KAIROS seeks to create a schema-based AI capability to enable contextual and temporal reasoning about complex real-world events in order to generate actionable understanding of these events and predict how they will unfold.
Understanding world events quickly is critical to informing US national security efforts, and the program aims to create a semi-automated system capable of identifying and drawing correlations between seemingly unrelated events or data, helping to inform or create broad narratives about the world around us (e.g. changes in the natural world or human society).
DARPA in a statement noted that “many events are not simple occurrences but complex phenomena composed of a web of numerous subsidiary elements – from actors to timelines. The growing volume of unstructured, multimedia information available, however, hampers uncovering and understanding these events and their underlying elements.”
“The process of uncovering relevant connections across mountains of information and the static elements that they underlie requires temporal information and event patterns, which can be difficult to capture at scale with currently available tools and systems,” said Dr. Boyan Onyshkevych, a program manager in DARPA’s Information Innovation Office (I2O).

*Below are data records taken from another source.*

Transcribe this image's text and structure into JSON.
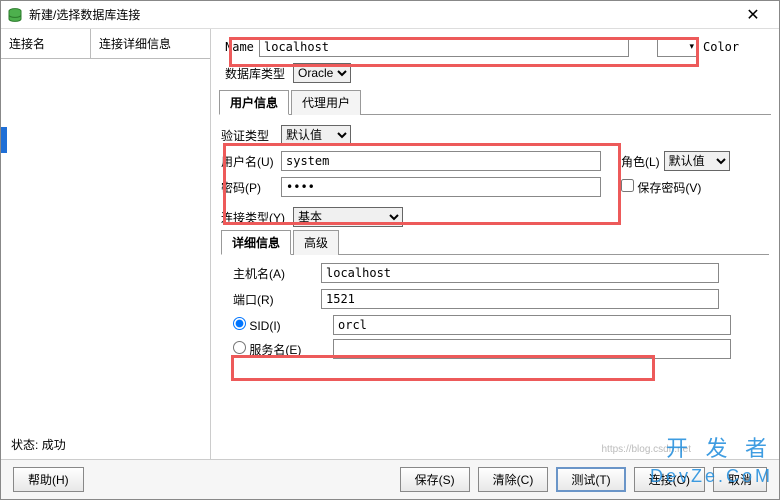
{
  "window": {
    "title": "新建/选择数据库连接",
    "close": "✕"
  },
  "left": {
    "col_name": "连接名",
    "col_detail": "连接详细信息"
  },
  "form": {
    "name_label": "Name",
    "name_value": "localhost",
    "color_label": "Color",
    "dbtype_label": "数据库类型",
    "dbtype_value": "Oracle",
    "tab_user": "用户信息",
    "tab_proxy": "代理用户",
    "auth_label": "验证类型",
    "auth_value": "默认值",
    "username_label": "用户名(U)",
    "username_value": "system",
    "password_label": "密码(P)",
    "password_value": "••••",
    "role_label": "角色(L)",
    "role_value": "默认值",
    "savepwd_label": "保存密码(V)",
    "conntype_label": "连接类型(Y)",
    "conntype_value": "基本",
    "subtab_detail": "详细信息",
    "subtab_adv": "高级",
    "host_label": "主机名(A)",
    "host_value": "localhost",
    "port_label": "端口(R)",
    "port_value": "1521",
    "sid_label": "SID(I)",
    "sid_value": "orcl",
    "svc_label": "服务名(E)"
  },
  "status": {
    "label": "状态:",
    "value": "成功"
  },
  "buttons": {
    "help": "帮助(H)",
    "save": "保存(S)",
    "clear": "清除(C)",
    "test": "测试(T)",
    "connect": "连接(O)",
    "cancel": "取消"
  },
  "watermark": {
    "line1": "开 发 者",
    "line2": "DevZe.CoM",
    "url": "https://blog.csdn.net"
  }
}
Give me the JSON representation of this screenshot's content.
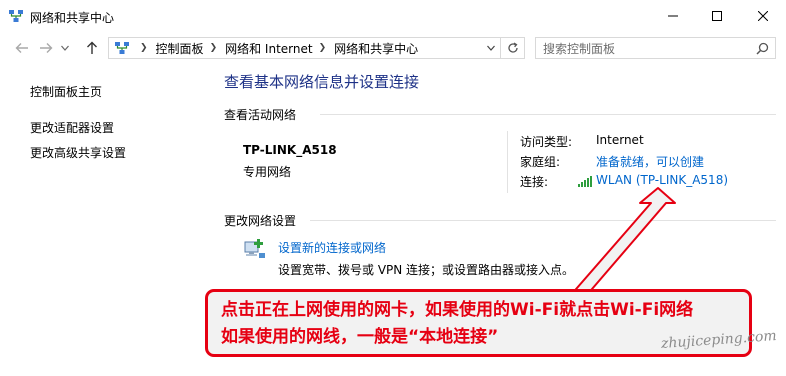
{
  "window": {
    "title": "网络和共享中心"
  },
  "address_bar": {
    "breadcrumbs": [
      "控制面板",
      "网络和 Internet",
      "网络和共享中心"
    ]
  },
  "search": {
    "placeholder": "搜索控制面板"
  },
  "left_nav": {
    "items": [
      {
        "label": "控制面板主页"
      },
      {
        "label": "更改适配器设置"
      },
      {
        "label": "更改高级共享设置"
      }
    ]
  },
  "main": {
    "title": "查看基本网络信息并设置连接",
    "active_networks_heading": "查看活动网络",
    "network": {
      "name": "TP-LINK_A518",
      "type": "专用网络",
      "access_type_label": "访问类型:",
      "access_type_value": "Internet",
      "homegroup_label": "家庭组:",
      "homegroup_value": "准备就绪，可以创建",
      "connection_label": "连接:",
      "connection_value": "WLAN (TP-LINK_A518)"
    },
    "change_settings_heading": "更改网络设置",
    "tasks": [
      {
        "title": "设置新的连接或网络",
        "description": "设置宽带、拨号或 VPN 连接；或设置路由器或接入点。"
      }
    ]
  },
  "annotation": {
    "line1": "点击正在上网使用的网卡，如果使用的Wi-Fi就点击Wi-Fi网络",
    "line2": "如果使用的网线，一般是“本地连接”",
    "watermark": "zhujiceping.com",
    "color": "#e60012"
  },
  "icons": {
    "app": "network-sharing-icon",
    "wifi": "wifi-signal-icon",
    "task": "new-connection-icon"
  },
  "colors": {
    "link": "#0066cc",
    "heading": "#1e3287"
  }
}
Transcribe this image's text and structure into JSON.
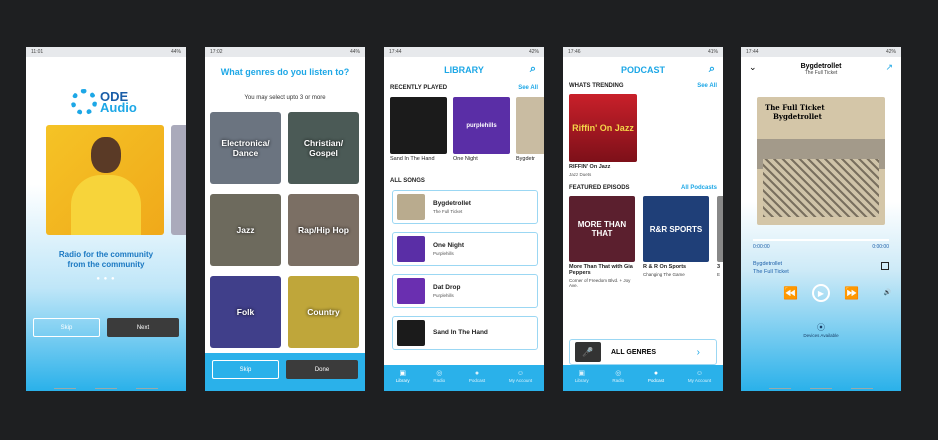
{
  "colors": {
    "accent": "#1da7e6",
    "nav": "#2ab1ea",
    "dark_btn": "#3b3b3b"
  },
  "p1": {
    "status_time": "11:01",
    "status_right": "44%",
    "logo_line1": "ODE",
    "logo_line2": "Audio",
    "tagline_1": "Radio for the community",
    "tagline_2": "from the community",
    "dots": "● ● ●",
    "skip": "Skip",
    "next": "Next"
  },
  "p2": {
    "status_time": "17:02",
    "status_right": "44%",
    "title": "What genres do you listen to?",
    "subtitle": "You may select upto 3 or more",
    "genres": [
      {
        "line1": "Electronica/",
        "line2": "Dance",
        "color": "#6b7480"
      },
      {
        "line1": "Christian/",
        "line2": "Gospel",
        "color": "#4b5a56"
      },
      {
        "line1": "Jazz",
        "line2": "",
        "color": "#6d6a5d"
      },
      {
        "line1": "Rap/Hip Hop",
        "line2": "",
        "color": "#7b6f64"
      },
      {
        "line1": "Folk",
        "line2": "",
        "color": "#403f8a"
      },
      {
        "line1": "Country",
        "line2": "",
        "color": "#bfa63a"
      }
    ],
    "skip": "Skip",
    "done": "Done"
  },
  "p3": {
    "status_time": "17:44",
    "status_right": "42%",
    "title": "LIBRARY",
    "search_icon": "search-icon",
    "recent_label": "RECENTLY PLAYED",
    "see_all": "See All",
    "recent": [
      {
        "title": "Sand In The Hand",
        "color": "#1b1b1b",
        "text": ""
      },
      {
        "title": "One Night",
        "color": "#5a2ea6",
        "text": "purplehills"
      },
      {
        "title": "Bygdetr",
        "color": "#c9bca2",
        "text": ""
      }
    ],
    "songs_label": "ALL SONGS",
    "songs": [
      {
        "title": "Bygdetrollet",
        "artist": "The Full Ticket",
        "color": "#b9ab8e"
      },
      {
        "title": "One Night",
        "artist": "Purplehills",
        "color": "#5a2ea6"
      },
      {
        "title": "Dat Drop",
        "artist": "Purplehills",
        "color": "#6a2fb0"
      },
      {
        "title": "Sand In The Hand",
        "artist": "",
        "color": "#1b1b1b"
      }
    ],
    "tabs": [
      "Library",
      "Radio",
      "Podcast",
      "My Account"
    ]
  },
  "p4": {
    "status_time": "17:46",
    "status_right": "41%",
    "title": "PODCAST",
    "trending_label": "WHATS TRENDING",
    "see_all": "See All",
    "trending_title": "RIFFIN' On Jazz",
    "trending_sub": "Jazz Duets",
    "trending_art": "Riffin' On Jazz",
    "featured_label": "FEATURED EPISODS",
    "all_podcasts": "All Podcasts",
    "featured": [
      {
        "title": "More Than That with Gia Peppers",
        "sub": "Corner of Freedom Blvd. + Joy Ave.",
        "art": "MORE THAN THAT",
        "color": "#5b1f2e"
      },
      {
        "title": "R & R On Sports",
        "sub": "Changing The Game",
        "art": "R&R SPORTS",
        "color": "#1f3f78"
      },
      {
        "title": "3",
        "sub": "E",
        "art": "",
        "color": "#888"
      }
    ],
    "all_genres": "ALL GENRES",
    "tabs": [
      "Library",
      "Radio",
      "Podcast",
      "My Account"
    ]
  },
  "p5": {
    "status_time": "17:44",
    "status_right": "42%",
    "title": "Bygdetrollet",
    "subtitle": "The Full Ticket",
    "art_line1": "The Full Ticket",
    "art_line2": "Bygdetrollet",
    "time_start": "0:00:00",
    "time_end": "0:00:00",
    "track": "Bygdetrollet",
    "artist": "The Full Ticket",
    "devices": "Devices Available"
  }
}
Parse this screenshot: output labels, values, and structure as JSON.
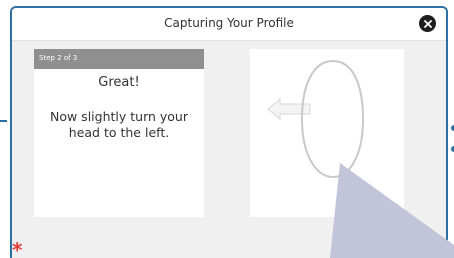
{
  "modal": {
    "title": "Capturing Your Profile",
    "close_icon": "close-icon"
  },
  "instruction": {
    "step": "Step 2 of 3",
    "headline": "Great!",
    "text": "Now slightly turn your head to the left."
  },
  "camera": {
    "guide_icon": "head-outline-icon",
    "arrow_icon": "arrow-left-icon"
  },
  "footer": {
    "required_mark": "*"
  },
  "colors": {
    "accent": "#2d6fa3",
    "required": "#e53935",
    "step_bar": "#8f8f8f"
  }
}
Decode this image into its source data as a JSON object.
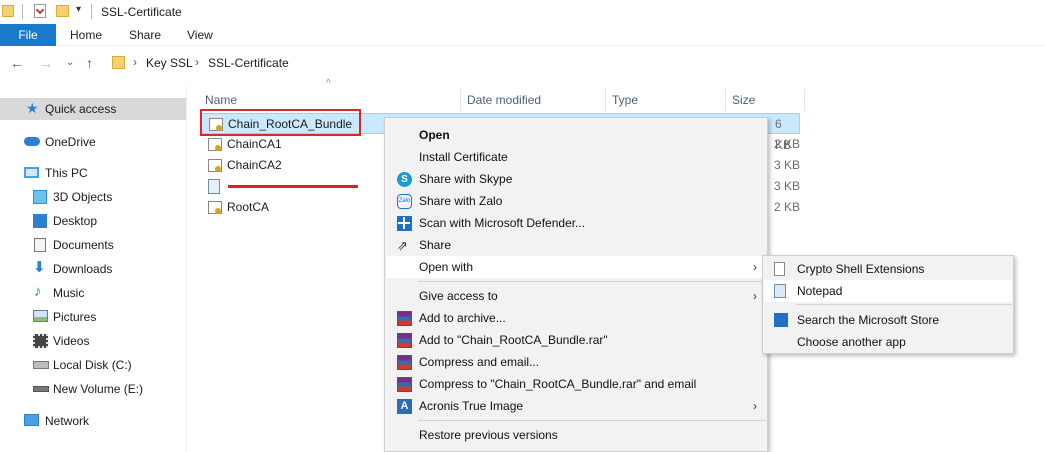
{
  "window": {
    "title": "SSL-Certificate"
  },
  "ribbon": {
    "file": "File",
    "home": "Home",
    "share": "Share",
    "view": "View"
  },
  "address": {
    "crumbs": [
      "Key SSL",
      "SSL-Certificate"
    ],
    "separator": "›"
  },
  "nav": {
    "quick_access": "Quick access",
    "onedrive": "OneDrive",
    "this_pc": "This PC",
    "objects3d": "3D Objects",
    "desktop": "Desktop",
    "documents": "Documents",
    "downloads": "Downloads",
    "music": "Music",
    "pictures": "Pictures",
    "videos": "Videos",
    "local_disk": "Local Disk (C:)",
    "new_volume": "New Volume (E:)",
    "network": "Network"
  },
  "columns": {
    "name": "Name",
    "date_modified": "Date modified",
    "type": "Type",
    "size": "Size"
  },
  "files": [
    {
      "name": "Chain_RootCA_Bundle",
      "size": "6 KB"
    },
    {
      "name": "ChainCA1",
      "size": "2 KB"
    },
    {
      "name": "ChainCA2",
      "size": "3 KB"
    },
    {
      "name": "",
      "size": "3 KB"
    },
    {
      "name": "RootCA",
      "size": "2 KB"
    }
  ],
  "context_menu": {
    "open": "Open",
    "install_certificate": "Install Certificate",
    "share_skype": "Share with Skype",
    "share_zalo": "Share with Zalo",
    "scan_defender": "Scan with Microsoft Defender...",
    "share": "Share",
    "open_with": "Open with",
    "give_access": "Give access to",
    "add_archive": "Add to archive...",
    "add_rar": "Add to \"Chain_RootCA_Bundle.rar\"",
    "compress_email": "Compress and email...",
    "compress_rar_email": "Compress to \"Chain_RootCA_Bundle.rar\" and email",
    "acronis": "Acronis True Image",
    "restore": "Restore previous versions"
  },
  "submenu": {
    "crypto_shell": "Crypto Shell Extensions",
    "notepad": "Notepad",
    "ms_store": "Search the Microsoft Store",
    "choose_app": "Choose another app"
  },
  "colors": {
    "accent": "#1979ca",
    "selection": "#cce8ff",
    "highlight_border": "#d12b2b"
  }
}
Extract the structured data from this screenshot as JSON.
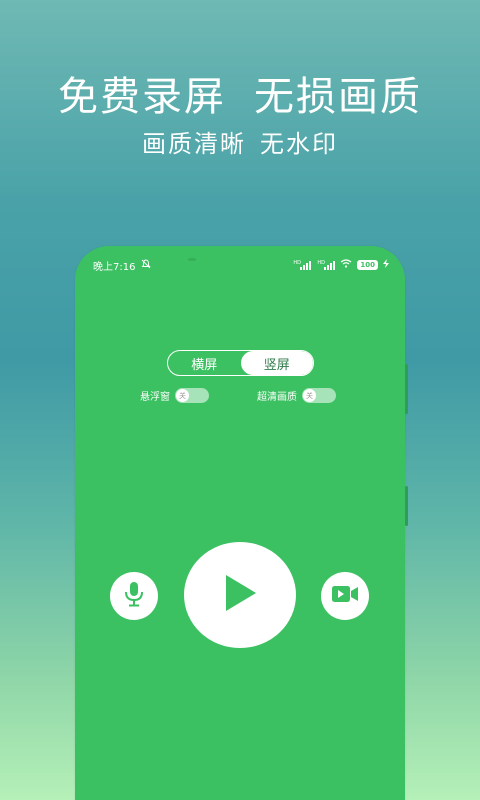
{
  "headline": {
    "left": "免费录屏",
    "right": "无损画质"
  },
  "subline": {
    "left": "画质清晰",
    "right": "无水印"
  },
  "status": {
    "time": "晚上7:16",
    "signal_tag": "HD",
    "battery": "100"
  },
  "orientation": {
    "options": [
      "横屏",
      "竖屏"
    ],
    "selected": "竖屏"
  },
  "toggles": [
    {
      "label": "悬浮窗",
      "state_label": "关",
      "on": false
    },
    {
      "label": "超清画质",
      "state_label": "关",
      "on": false
    }
  ],
  "controls": {
    "mic_icon": "microphone-icon",
    "play_icon": "play-icon",
    "camera_icon": "video-camera-icon"
  },
  "colors": {
    "accent": "#3cc162",
    "accent_dark": "#2f7d4b",
    "white": "#ffffff"
  }
}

Paying homage to cognitive scientist Jean Piaget (and his 1923 definition), schemas are units of knowledge that humans reference to make sense of events by organizing them into commonly occurring narrative structures. For example, a trip to the grocery store typically involves a purchase transaction schema, which is defined by a set of actions (payment), roles (buyer, seller), and temporal constraints (items are scanned and then payment is exchanged).
The program will have to stages:
- Creating schemas from large volumes of data by detecting, classifying and clustering sub-events based on linguistic inference and common sense reasoning, and then applying domain-specific knowledge to tailor analysis for a particular need (very useful also for the asset management industry).
- Applying the library of schemas created during stage one to multimedia, multi-lingual information to uncover and extract complex events. This stage will require identifying events and entities, as well as relationships among them to help construct and extend a knowledge base.
DARPA will hold a Proposers Day on January 9, 2019 in Arlington to give more information about KAIROS and do a Q&A.
A Broad Agency Announcement that fully describes the program structure and objectives can be found here.
This is a small part of DARPA’s AI Next Campaign, the multi-year investment of $2+ billion in new and existing artificial intelligence programs (including automating critical DoD business processes, such as security clearance vetting or accrediting software systems for operational deployment; improving the robustness and reliability of AI systems; enhancing the security and resiliency of machine learning and AI technologies; reducing power, data, and performance inefficiencies; and pioneering the next generation of AI algorithms and applications, such as “explainability” and common sense reasoning).
An important part of the Next AI and KAIROS campaigns will be DARPA’s Artificial Intelligence Exploration Program (AIE), which the agency announced in July 2018. AIE essentially is a series of 18-month high-risk, high-payoff projects. “DARPA has established a streamlined process to push the state of the art in AI through regular and relatively short-term technology development projects,” said Peter Highnam, DARPA Deputy Director.
Highnam was appointed Deputy Director in February 2018. He spent four years at DARPA managing electronic warfare and airborne communication in the late 90s, including the Advanced Tactical Targeting Technology (AT3) program, before heading up IARPA (Intelligence Advanced Research Projects Activity) and the NGA (National Geospatial Intelligence Agency), for a decade altogether.
He spent another decade in applied reserach at Schlumberger after finishing his PhD in Computer Science at Carnegie Mellon.